Wednesday, November 30, 2016


As a coach who specializes in helping singles over 40 have more success with dating, I've recently noticed that at least 40% of my clients are 60 or older. They fall into 3 groups:

1) long-time post-divorce daters who are tired, jaded, or in need of new dating strategies
2) widows/widowers who, after long happy marriages, aren't sure how to begin dating again
3) men and women who've gotten so comfortable being alone that they're not sure they have the desire or ability to be in a close relationship with someone again yet feel the need for companionship

No matter which group they're in, I can help them sort out their feelings, boost their confidence, find places to meet singles their age, and approach dating in a more positive way. I encourage them to follow these 6 rules of thumb for midlife dating:

Love yourself completely: Get comfortable with who you are—your age, your body, your preferences, your beliefs. This will enable you to be confident telling those you date what you believe, what you want, and what you need. Confidence is 70% of the success formula for dating.

Get clear on your “Partner Vision” of the most-compatible person for you. Be specific! Write down your top 5 “must have” traits, 15 strong preferences & 5 “cherry on top” traits that would be nice to have but not absolutely necessary. Put this list in your bedside table to read each night and in your handbag or briefcase to carry with you wherever you go.

Use all 3 methods for meeting new people: singles groups, hobby/Meetup groups, and online dating. There are over-60 single people in all 3 places.

Don’t settle: Hold out for all of what you want—not just 50% or 60%. Be willing to drive people away in the dating world by being authentically yourself. Don’t pretend to be something you think others want. Dating is a screening process that brings you closer and closer to the most compatible partner for YOU.

Employ the 4 P’s of dating success: Positive attitude, Proactivity, Persistence, and Patience.

Create a happy life: “If you’re looking for the love of your life, STOP! He/she will be waiting for you when you start doing things you love.” – David Steele, Founder of the Relationship Coaching Institute and Author of Conscious Dating

How about you? Are you over 60 and ready to date but not finding compatible people? If you're sticking to these 6 rules of thumb but still having no luck, you may need some extra moral support or new ideas to jump-start your dating life. If so, give me a call. That's my specialty, and I'd love to help!

Friday, November 18, 2016

Facebook Can Hinder Healing From a Breakup

I bet you know someone who reconnected with an "old flame" via Facebook and went on to start dating. This can happen when both people are single and available.

You might also know someone who wasn't single but who still reconnected with an old flame on Facebook and started an emotional affair that led to problems in his or her marriage, or even divorce.

However, you may not know someone like my 60-something female client who reconnected with an old flame via Facebook, had a wonderful 2-year relationship, got rejected by him when he started seeing a much younger woman, and then couldn't recover from the breakup because she was unable to stop herself from checking his status on Facebook. 

Seeing photos of him with the new girlfriend caused extra pain just when my client was beginning to get over him.

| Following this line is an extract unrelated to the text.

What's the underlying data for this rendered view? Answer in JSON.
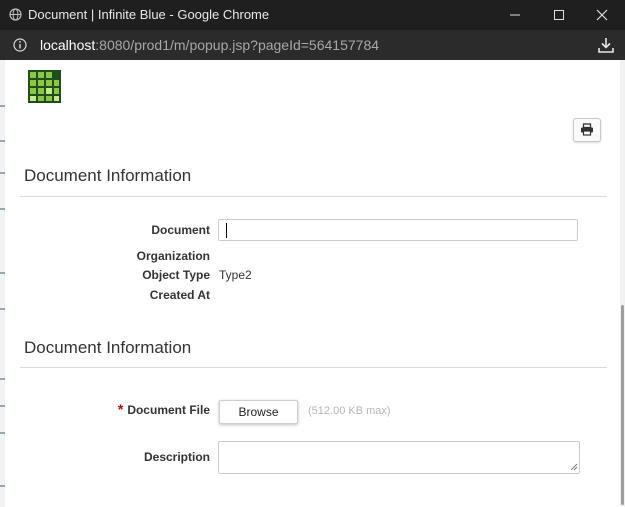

Yet, it was impossible for her to put distance between herself and him by staying off Facebook while she was grieving the loss. She inadvertently kept reopening the wound and thus sabotaging her much-needed healing process.

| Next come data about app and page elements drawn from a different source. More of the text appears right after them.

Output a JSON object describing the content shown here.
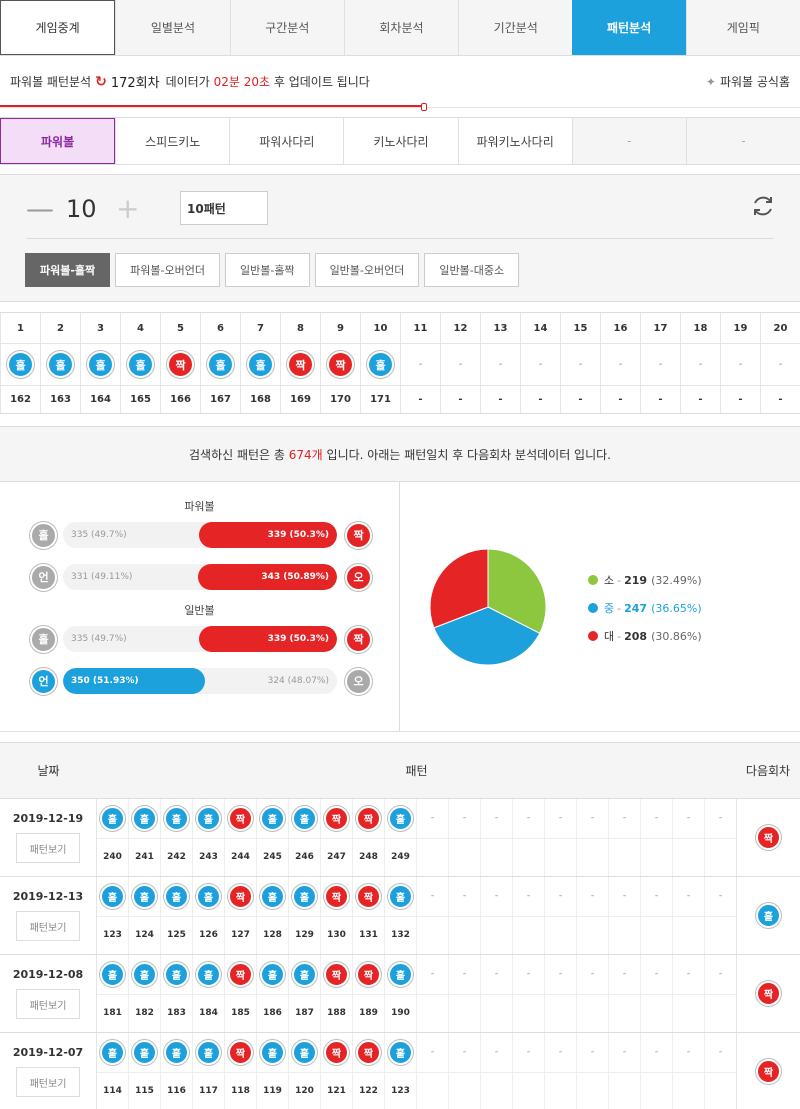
{
  "main_tabs": [
    "게임중계",
    "일별분석",
    "구간분석",
    "회차분석",
    "기간분석",
    "패턴분석",
    "게임픽"
  ],
  "info": {
    "prefix": "파워볼 패턴분석",
    "round": "172회차",
    "mid": "데이터가",
    "time": "02분 20초",
    "suffix": "후 업데이트 됩니다",
    "official": "파워볼 공식홈"
  },
  "sub_tabs": [
    "파워볼",
    "스피드키노",
    "파워사다리",
    "키노사다리",
    "파워키노사다리",
    "-",
    "-"
  ],
  "control": {
    "count": "10",
    "pattern_input": "10패턴",
    "options": [
      "파워볼-홀짝",
      "파워볼-오버언더",
      "일반볼-홀짝",
      "일반볼-오버언더",
      "일반볼-대중소"
    ]
  },
  "grid": {
    "headers": [
      "1",
      "2",
      "3",
      "4",
      "5",
      "6",
      "7",
      "8",
      "9",
      "10",
      "11",
      "12",
      "13",
      "14",
      "15",
      "16",
      "17",
      "18",
      "19",
      "20"
    ],
    "balls": [
      "홀",
      "홀",
      "홀",
      "홀",
      "짝",
      "홀",
      "홀",
      "짝",
      "짝",
      "홀",
      "-",
      "-",
      "-",
      "-",
      "-",
      "-",
      "-",
      "-",
      "-",
      "-"
    ],
    "rounds": [
      "162",
      "163",
      "164",
      "165",
      "166",
      "167",
      "168",
      "169",
      "170",
      "171",
      "-",
      "-",
      "-",
      "-",
      "-",
      "-",
      "-",
      "-",
      "-",
      "-"
    ]
  },
  "summary": {
    "prefix": "검색하신 패턴은 총",
    "count": "674개",
    "suffix": "입니다. 아래는 패턴일치 후 다음회차 분석데이터 입니다."
  },
  "powerball": {
    "title": "파워볼",
    "rows": [
      {
        "left_icon": "홀",
        "left": "335 (49.7%)",
        "right": "339 (50.3%)",
        "right_icon": "짝",
        "win": "right",
        "pct": 50.3
      },
      {
        "left_icon": "언",
        "left": "331 (49.11%)",
        "right": "343 (50.89%)",
        "right_icon": "오",
        "win": "right",
        "pct": 50.89
      }
    ]
  },
  "normalball": {
    "title": "일반볼",
    "rows": [
      {
        "left_icon": "홀",
        "left": "335 (49.7%)",
        "right": "339 (50.3%)",
        "right_icon": "짝",
        "win": "right",
        "pct": 50.3
      },
      {
        "left_icon": "언",
        "left": "350 (51.93%)",
        "right": "324 (48.07%)",
        "right_icon": "오",
        "win": "left",
        "pct": 51.93
      }
    ]
  },
  "pie": {
    "legend": [
      {
        "label": "소",
        "value": "219",
        "pct": "(32.49%)",
        "color": "#8dc63f",
        "num": 219
      },
      {
        "label": "중",
        "value": "247",
        "pct": "(36.65%)",
        "color": "#1da1dc",
        "num": 247
      },
      {
        "label": "대",
        "value": "208",
        "pct": "(30.86%)",
        "color": "#e52525",
        "num": 208
      }
    ]
  },
  "history": {
    "headers": {
      "date": "날짜",
      "pattern": "패턴",
      "next": "다음회차"
    },
    "view_label": "패턴보기",
    "rows": [
      {
        "date": "2019-12-19",
        "balls": [
          "홀",
          "홀",
          "홀",
          "홀",
          "짝",
          "홀",
          "홀",
          "짝",
          "짝",
          "홀"
        ],
        "rounds": [
          "240",
          "241",
          "242",
          "243",
          "244",
          "245",
          "246",
          "247",
          "248",
          "249"
        ],
        "next": "짝"
      },
      {
        "date": "2019-12-13",
        "balls": [
          "홀",
          "홀",
          "홀",
          "홀",
          "짝",
          "홀",
          "홀",
          "짝",
          "짝",
          "홀"
        ],
        "rounds": [
          "123",
          "124",
          "125",
          "126",
          "127",
          "128",
          "129",
          "130",
          "131",
          "132"
        ],
        "next": "홀"
      },
      {
        "date": "2019-12-08",
        "balls": [
          "홀",
          "홀",
          "홀",
          "홀",
          "짝",
          "홀",
          "홀",
          "짝",
          "짝",
          "홀"
        ],
        "rounds": [
          "181",
          "182",
          "183",
          "184",
          "185",
          "186",
          "187",
          "188",
          "189",
          "190"
        ],
        "next": "짝"
      },
      {
        "date": "2019-12-07",
        "balls": [
          "홀",
          "홀",
          "홀",
          "홀",
          "짝",
          "홀",
          "홀",
          "짝",
          "짝",
          "홀"
        ],
        "rounds": [
          "114",
          "115",
          "116",
          "117",
          "118",
          "119",
          "120",
          "121",
          "122",
          "123"
        ],
        "next": "짝"
      }
    ]
  }
}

Why? Is Facebook THAT addictive? Is "snooping" on old "friends" too hard to resist? Why couldn't this client just "unfriend" the person so she could disengage from him and get on with her life?

I understand. Curiosity can get the best of you. It's hard to resist checking Facebook to find out what people are up to. I remember giving into the urge to check the page of someone I broke up with years ago too, even though I initiated the breakup. I was curious. But a few days later, realizing that doing that only reminded me of him and hindered me from healing and moving forward, I unfriended him and never looked back.

I advised my client to promise herself she would take a long break from Facebook, ask a good friend to hold her accountable for that promise, and also give me a progress report on how she was doing with it. I also recommended a grief counselor to help her recover from the loss and make a healthy fresh start in life.

How about you? Has Facebook been a help or a hindrance to you in the dating world? I'd love to hear your story and/or moral support you if you're finding it a hindrance.